[Opening DATA PROVIDED section]

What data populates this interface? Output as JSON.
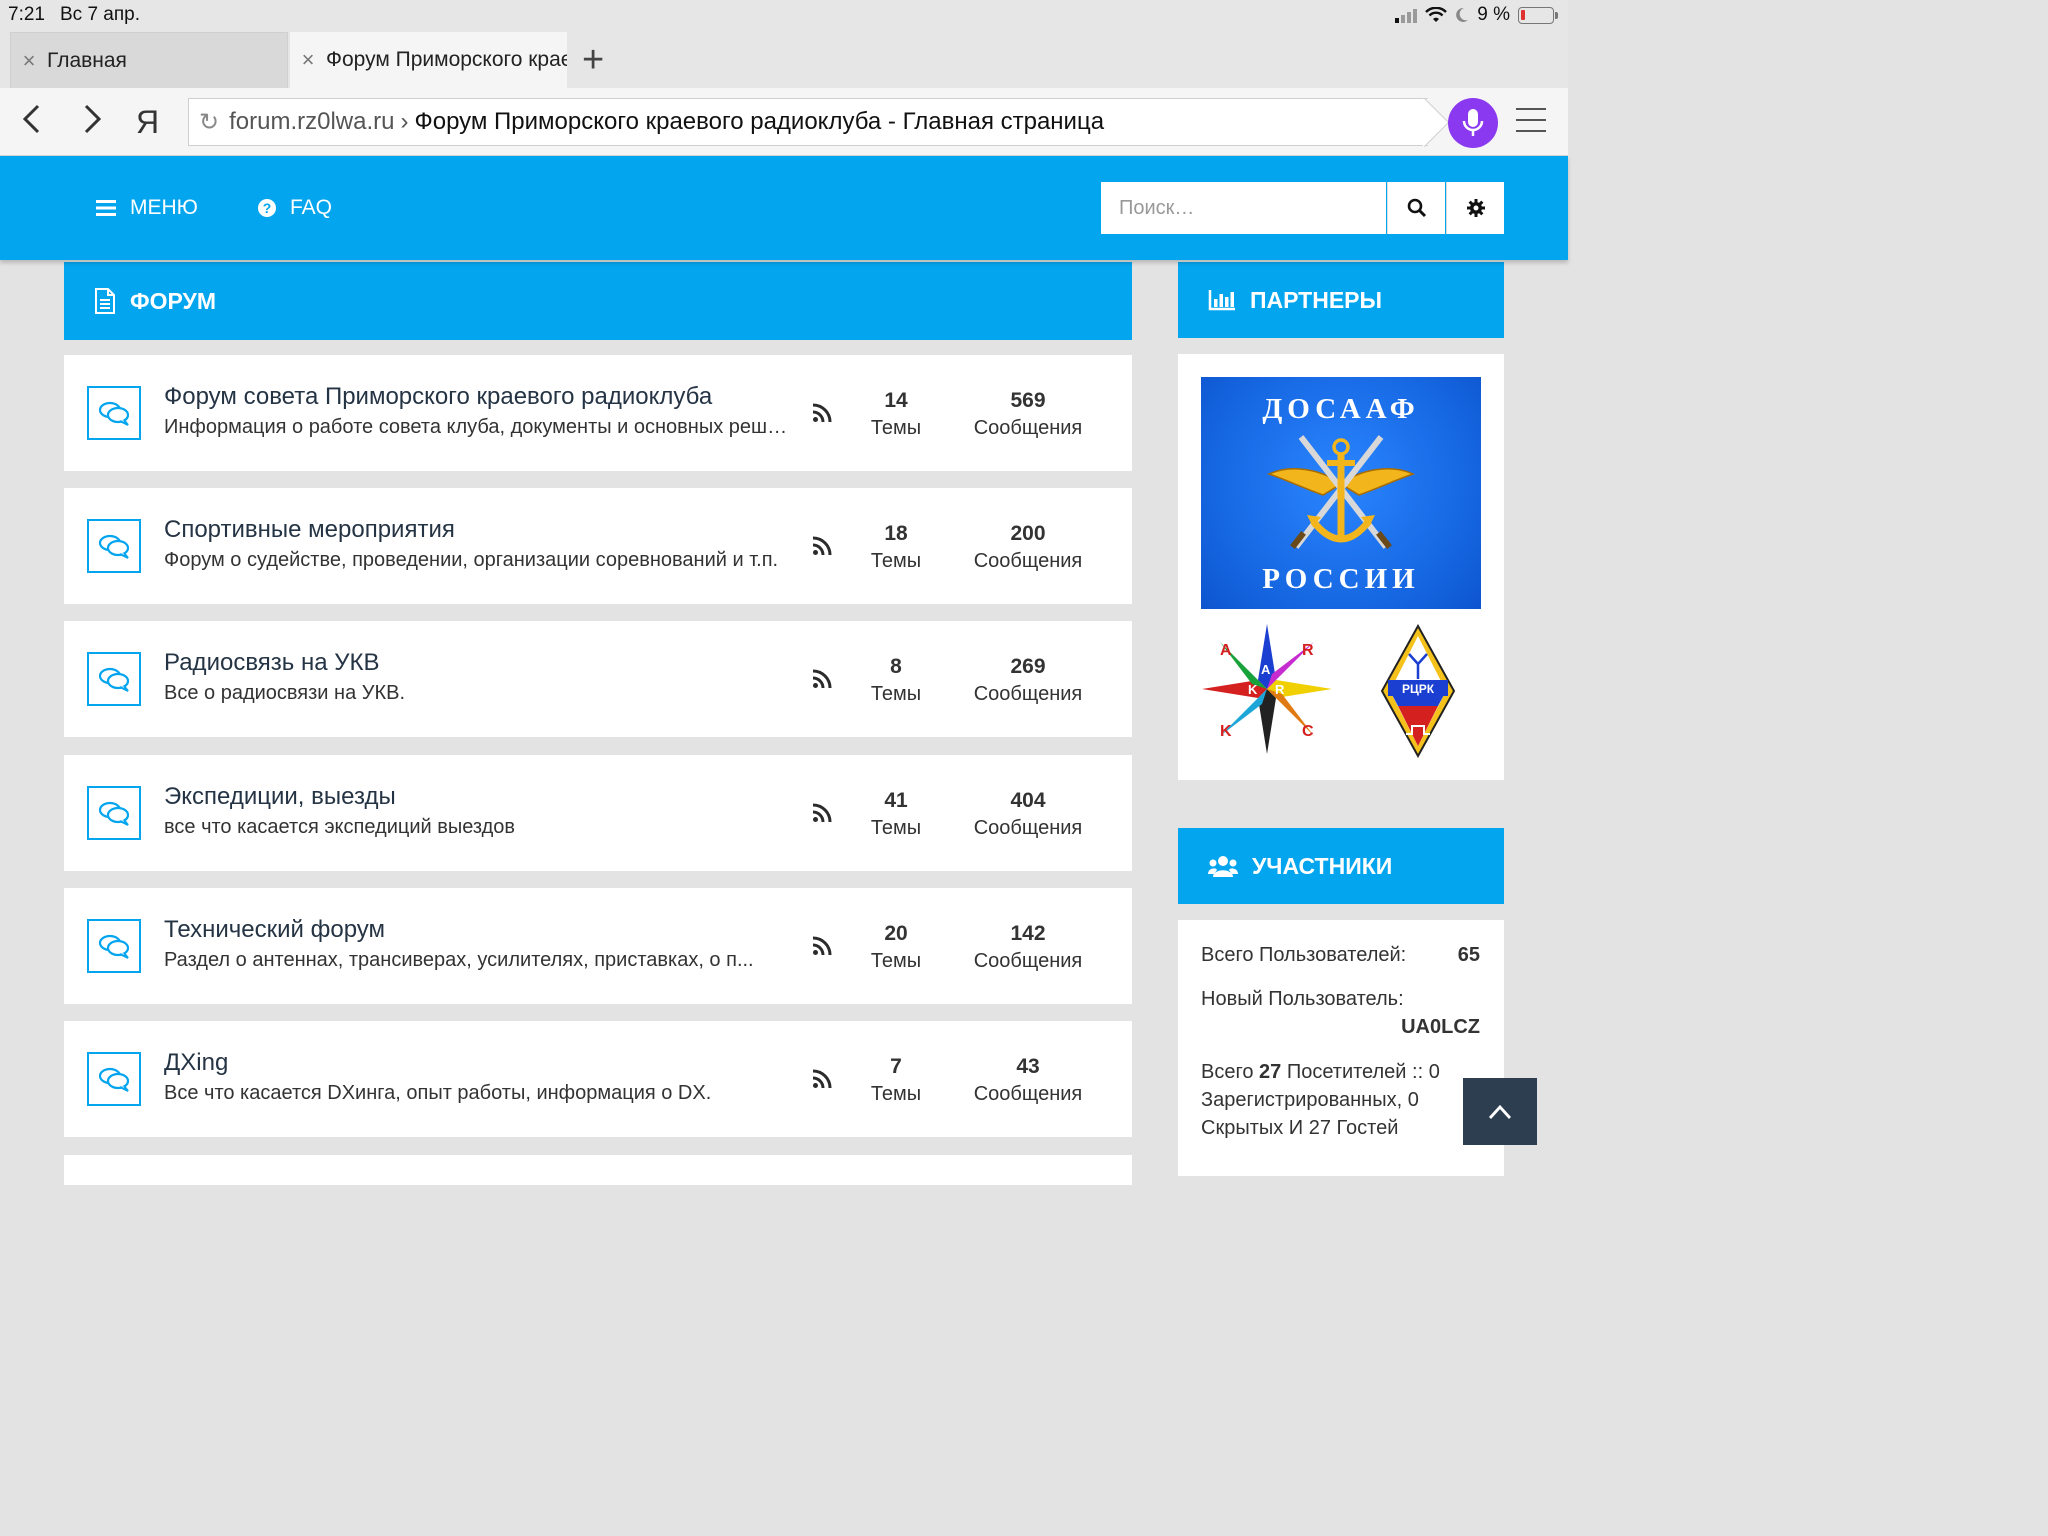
{
  "status": {
    "time": "7:21",
    "date": "Вс 7 апр.",
    "battery": "9 %"
  },
  "tabs": [
    {
      "label": "Главная"
    },
    {
      "label": "Форум Приморского краевого радиоклуба"
    }
  ],
  "address": {
    "domain": "forum.rz0lwa.ru",
    "separator": "›",
    "page_title": "Форум Приморского краевого радиоклуба - Главная страница",
    "browser_logo": "Я"
  },
  "header": {
    "menu_label": "МЕНЮ",
    "faq_label": "FAQ",
    "search_placeholder": "Поиск…"
  },
  "forum": {
    "heading": "ФОРУМ",
    "topics_label": "Темы",
    "posts_label": "Сообщения",
    "rows": [
      {
        "title": "Форум совета Приморского краевого радиоклуба",
        "desc": "Информация о работе совета клуба, документы и основных решениях",
        "topics": "14",
        "posts": "569"
      },
      {
        "title": "Спортивные мероприятия",
        "desc": "Форум о судействе, проведении, организации соревнований и т.п.",
        "topics": "18",
        "posts": "200"
      },
      {
        "title": "Радиосвязь на УКВ",
        "desc": "Все о радиосвязи на УКВ.",
        "topics": "8",
        "posts": "269"
      },
      {
        "title": "Экспедиции, выезды",
        "desc": "все что касается экспедиций выездов",
        "topics": "41",
        "posts": "404"
      },
      {
        "title": "Технический форум",
        "desc": "Раздел о антеннах, трансиверах, усилителях, приставках, о п...",
        "topics": "20",
        "posts": "142"
      },
      {
        "title": "ДXing",
        "desc": "Все что касается DXинга, опыт работы, информация о DX.",
        "topics": "7",
        "posts": "43"
      }
    ]
  },
  "sidebar": {
    "partners_heading": "ПАРТНЕРЫ",
    "dosaaf_top": "ДОСААФ",
    "dosaaf_bottom": "РОССИИ",
    "rcrk_label": "РЦРК",
    "members_heading": "УЧАСТНИКИ",
    "total_users_label": "Всего Пользователей:",
    "total_users": "65",
    "new_user_label": "Новый Пользователь:",
    "new_user": "UA0LCZ",
    "visitors_prefix": "Всего",
    "visitors_count": "27",
    "visitors_line1_rest": "Посетителей :: 0",
    "visitors_line2": "Зарегистрированных, 0",
    "visitors_line3": "Скрытых И 27 Гостей"
  },
  "colors": {
    "accent": "#04a5ef",
    "mic": "#8b39f0",
    "to_top": "#2c3e50"
  }
}
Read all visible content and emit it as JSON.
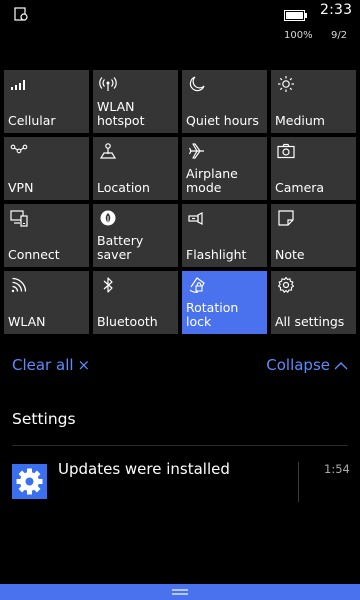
{
  "status_bar": {
    "time": "2:33",
    "battery_percent": "100%",
    "date": "9/2",
    "left_icon": "notification-settings-icon",
    "battery_icon": "battery-icon"
  },
  "quick_actions": [
    {
      "label": "Cellular",
      "icon": "signal-bars-icon",
      "active": false
    },
    {
      "label": "WLAN\nhotspot",
      "icon": "hotspot-icon",
      "active": false
    },
    {
      "label": "Quiet hours",
      "icon": "moon-icon",
      "active": false
    },
    {
      "label": "Medium",
      "icon": "brightness-icon",
      "active": false
    },
    {
      "label": "VPN",
      "icon": "vpn-icon",
      "active": false
    },
    {
      "label": "Location",
      "icon": "location-icon",
      "active": false
    },
    {
      "label": "Airplane\nmode",
      "icon": "airplane-icon",
      "active": false
    },
    {
      "label": "Camera",
      "icon": "camera-icon",
      "active": false
    },
    {
      "label": "Connect",
      "icon": "connect-icon",
      "active": false
    },
    {
      "label": "Battery saver",
      "icon": "battery-saver-icon",
      "active": false
    },
    {
      "label": "Flashlight",
      "icon": "flashlight-icon",
      "active": false
    },
    {
      "label": "Note",
      "icon": "note-icon",
      "active": false
    },
    {
      "label": "WLAN",
      "icon": "wifi-icon",
      "active": false
    },
    {
      "label": "Bluetooth",
      "icon": "bluetooth-icon",
      "active": false
    },
    {
      "label": "Rotation lock",
      "icon": "rotation-lock-icon",
      "active": true
    },
    {
      "label": "All settings",
      "icon": "gear-icon",
      "active": false
    }
  ],
  "actions": {
    "clear_all": "Clear all",
    "clear_icon": "×",
    "collapse": "Collapse",
    "collapse_icon": "chevron-up-icon"
  },
  "notifications": {
    "group_title": "Settings",
    "items": [
      {
        "title": "Updates were installed",
        "time": "1:54",
        "icon": "settings-gear-icon"
      }
    ]
  },
  "colors": {
    "accent": "#4a72ee",
    "tile_bg": "#353535",
    "link": "#5b8cff",
    "background": "#000000"
  }
}
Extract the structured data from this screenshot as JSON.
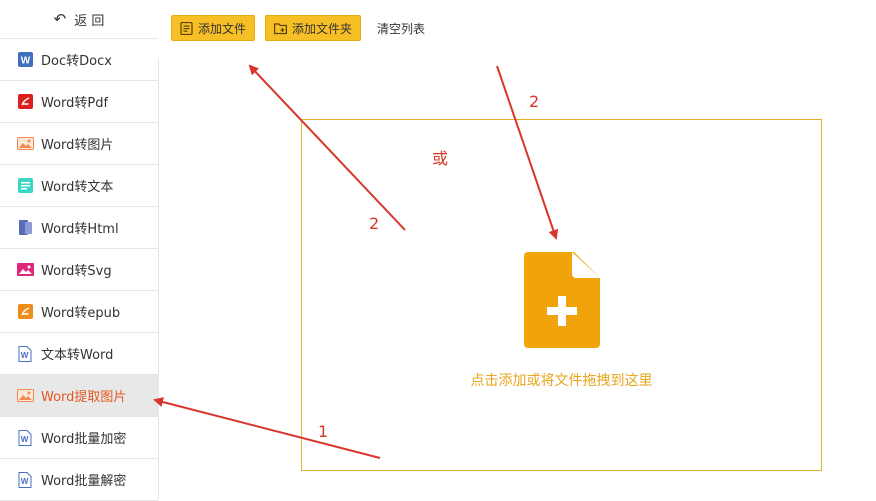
{
  "sidebar": {
    "back_label": "返 回",
    "items": [
      {
        "label": "Doc转Docx",
        "icon": "word-doc-icon"
      },
      {
        "label": "Word转Pdf",
        "icon": "pdf-icon"
      },
      {
        "label": "Word转图片",
        "icon": "image-icon"
      },
      {
        "label": "Word转文本",
        "icon": "text-icon"
      },
      {
        "label": "Word转Html",
        "icon": "html-icon"
      },
      {
        "label": "Word转Svg",
        "icon": "svg-icon"
      },
      {
        "label": "Word转epub",
        "icon": "epub-icon"
      },
      {
        "label": "文本转Word",
        "icon": "word-doc-icon"
      },
      {
        "label": "Word提取图片",
        "icon": "image-icon",
        "active": true
      },
      {
        "label": "Word批量加密",
        "icon": "word-doc-icon"
      },
      {
        "label": "Word批量解密",
        "icon": "word-doc-icon"
      }
    ]
  },
  "toolbar": {
    "add_file_label": "添加文件",
    "add_folder_label": "添加文件夹",
    "clear_list_label": "清空列表"
  },
  "drop_zone": {
    "hint": "点击添加或将文件拖拽到这里"
  },
  "annotations": {
    "or_label": "或",
    "step1": "1",
    "step2a": "2",
    "step2b": "2"
  },
  "colors": {
    "accent": "#f6bf26",
    "active_text": "#e4571f",
    "annotation_red": "#d9362a",
    "drop_border": "#e2b230"
  }
}
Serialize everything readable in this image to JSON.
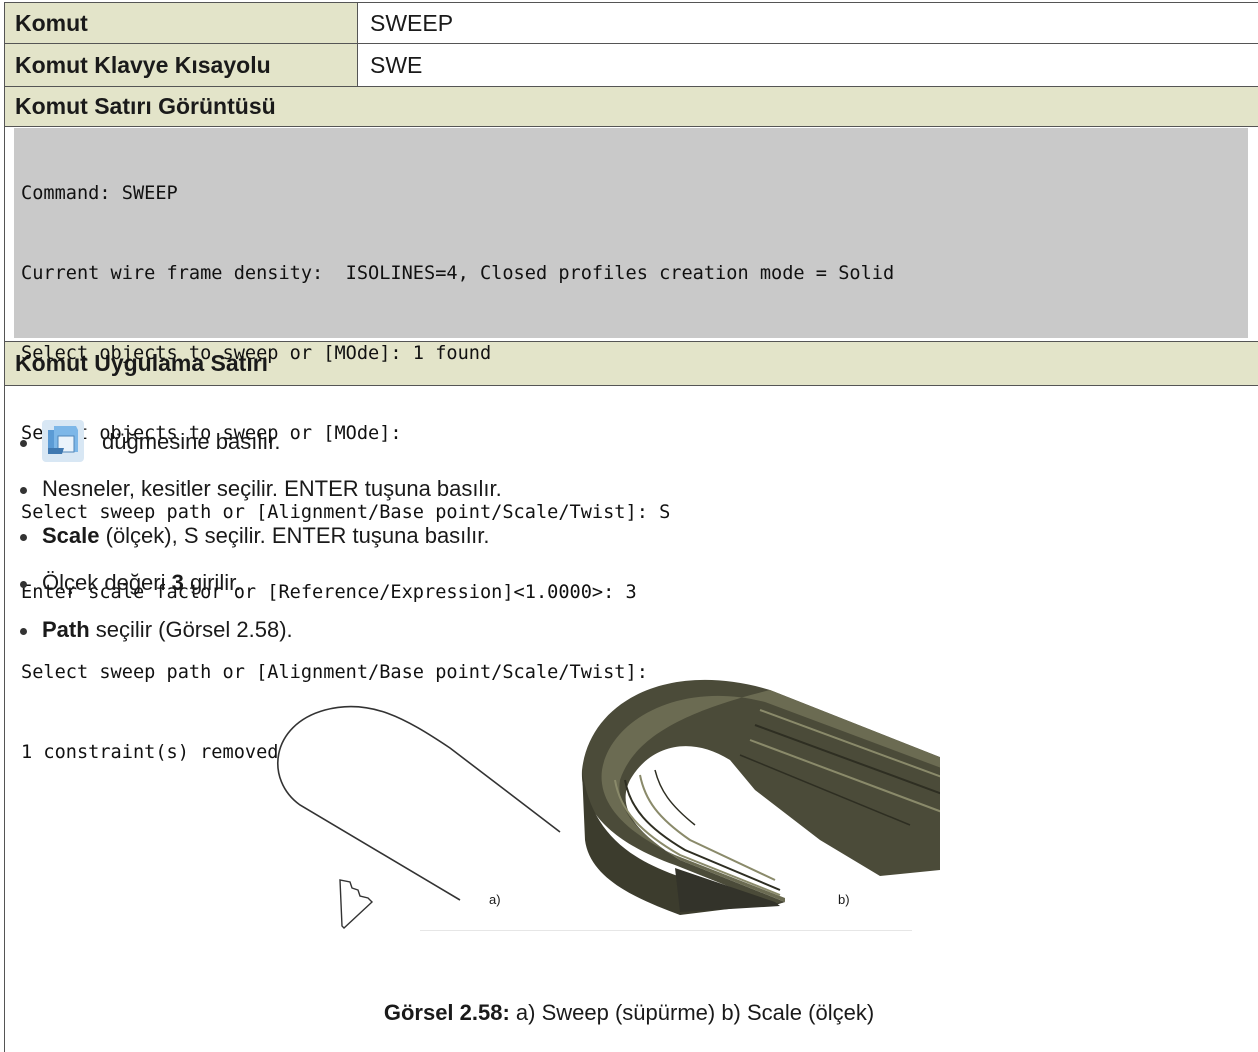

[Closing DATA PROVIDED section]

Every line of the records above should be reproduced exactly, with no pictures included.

What data populates this interface? Output as JSON.
{
  "status": {
    "time": "7:21",
    "date": "Вс 7 апр.",
    "battery": "9 %"
  },
  "tabs": [
    {
      "label": "Главная"
    },
    {
      "label": "Форум Приморского краевого радиоклуба"
    }
  ],
  "address": {
    "domain": "forum.rz0lwa.ru",
    "separator": "›",
    "page_title": "Форум Приморского краевого радиоклуба - Главная страница",
    "browser_logo": "Я"
  },
  "header": {
    "menu_label": "МЕНЮ",
    "faq_label": "FAQ",
    "search_placeholder": "Поиск…"
  },
  "forum": {
    "heading": "ФОРУМ",
    "topics_label": "Темы",
    "posts_label": "Сообщения",
    "rows": [
      {
        "title": "Форум совета Приморского краевого радиоклуба",
        "desc": "Информация о работе совета клуба, документы и основных решениях",
        "topics": "14",
        "posts": "569"
      },
      {
        "title": "Спортивные мероприятия",
        "desc": "Форум о судействе, проведении, организации соревнований и т.п.",
        "topics": "18",
        "posts": "200"
      },
      {
        "title": "Радиосвязь на УКВ",
        "desc": "Все о радиосвязи на УКВ.",
        "topics": "8",
        "posts": "269"
      },
      {
        "title": "Экспедиции, выезды",
        "desc": "все что касается экспедиций выездов",
        "topics": "41",
        "posts": "404"
      },
      {
        "title": "Технический форум",
        "desc": "Раздел о антеннах, трансиверах, усилителях, приставках, о п...",
        "topics": "20",
        "posts": "142"
      },
      {
        "title": "ДXing",
        "desc": "Все что касается DXинга, опыт работы, информация о DX.",
        "topics": "7",
        "posts": "43"
      }
    ]
  },
  "sidebar": {
    "partners_heading": "ПАРТНЕРЫ",
    "dosaaf_top": "ДОСААФ",
    "dosaaf_bottom": "РОССИИ",
    "rcrk_label": "РЦРК",
    "members_heading": "УЧАСТНИКИ",
    "total_users_label": "Всего Пользователей:",
    "total_users": "65",
    "new_user_label": "Новый Пользователь:",
    "new_user": "UA0LCZ",
    "visitors_prefix": "Всего",
    "visitors_count": "27",
    "visitors_line1_rest": "Посетителей :: 0",
    "visitors_line2": "Зарегистрированных, 0",
    "visitors_line3": "Скрытых И 27 Гостей"
  },
  "colors": {
    "accent": "#04a5ef",
    "mic": "#8b39f0",
    "to_top": "#2c3e50"
  }
}
Read all visible content and emit it as JSON.
{
  "status_bar": {
    "time": "2:33",
    "battery_percent": "100%",
    "date": "9/2",
    "left_icon": "notification-settings-icon",
    "battery_icon": "battery-icon"
  },
  "quick_actions": [
    {
      "label": "Cellular",
      "icon": "signal-bars-icon",
      "active": false
    },
    {
      "label": "WLAN\nhotspot",
      "icon": "hotspot-icon",
      "active": false
    },
    {
      "label": "Quiet hours",
      "icon": "moon-icon",
      "active": false
    },
    {
      "label": "Medium",
      "icon": "brightness-icon",
      "active": false
    },
    {
      "label": "VPN",
      "icon": "vpn-icon",
      "active": false
    },
    {
      "label": "Location",
      "icon": "location-icon",
      "active": false
    },
    {
      "label": "Airplane\nmode",
      "icon": "airplane-icon",
      "active": false
    },
    {
      "label": "Camera",
      "icon": "camera-icon",
      "active": false
    },
    {
      "label": "Connect",
      "icon": "connect-icon",
      "active": false
    },
    {
      "label": "Battery saver",
      "icon": "battery-saver-icon",
      "active": false
    },
    {
      "label": "Flashlight",
      "icon": "flashlight-icon",
      "active": false
    },
    {
      "label": "Note",
      "icon": "note-icon",
      "active": false
    },
    {
      "label": "WLAN",
      "icon": "wifi-icon",
      "active": false
    },
    {
      "label": "Bluetooth",
      "icon": "bluetooth-icon",
      "active": false
    },
    {
      "label": "Rotation lock",
      "icon": "rotation-lock-icon",
      "active": true
    },
    {
      "label": "All settings",
      "icon": "gear-icon",
      "active": false
    }
  ],
  "actions": {
    "clear_all": "Clear all",
    "clear_icon": "×",
    "collapse": "Collapse",
    "collapse_icon": "chevron-up-icon"
  },
  "notifications": {
    "group_title": "Settings",
    "items": [
      {
        "title": "Updates were installed",
        "time": "1:54",
        "icon": "settings-gear-icon"
      }
    ]
  },
  "colors": {
    "accent": "#4a72ee",
    "tile_bg": "#353535",
    "link": "#5b8cff",
    "background": "#000000"
  }
}
Extract the structured data from this screenshot as JSON.
{
  "sidebar": {
    "back_label": "返 回",
    "items": [
      {
        "label": "Doc转Docx",
        "icon": "word-doc-icon"
      },
      {
        "label": "Word转Pdf",
        "icon": "pdf-icon"
      },
      {
        "label": "Word转图片",
        "icon": "image-icon"
      },
      {
        "label": "Word转文本",
        "icon": "text-icon"
      },
      {
        "label": "Word转Html",
        "icon": "html-icon"
      },
      {
        "label": "Word转Svg",
        "icon": "svg-icon"
      },
      {
        "label": "Word转epub",
        "icon": "epub-icon"
      },
      {
        "label": "文本转Word",
        "icon": "word-doc-icon"
      },
      {
        "label": "Word提取图片",
        "icon": "image-icon",
        "active": true
      },
      {
        "label": "Word批量加密",
        "icon": "word-doc-icon"
      },
      {
        "label": "Word批量解密",
        "icon": "word-doc-icon"
      }
    ]
  },
  "toolbar": {
    "add_file_label": "添加文件",
    "add_folder_label": "添加文件夹",
    "clear_list_label": "清空列表"
  },
  "drop_zone": {
    "hint": "点击添加或将文件拖拽到这里"
  },
  "annotations": {
    "or_label": "或",
    "step1": "1",
    "step2a": "2",
    "step2b": "2"
  },
  "colors": {
    "accent": "#f6bf26",
    "active_text": "#e4571f",
    "annotation_red": "#d9362a",
    "drop_border": "#e2b230"
  }
}
Serialize everything readable in this image to JSON.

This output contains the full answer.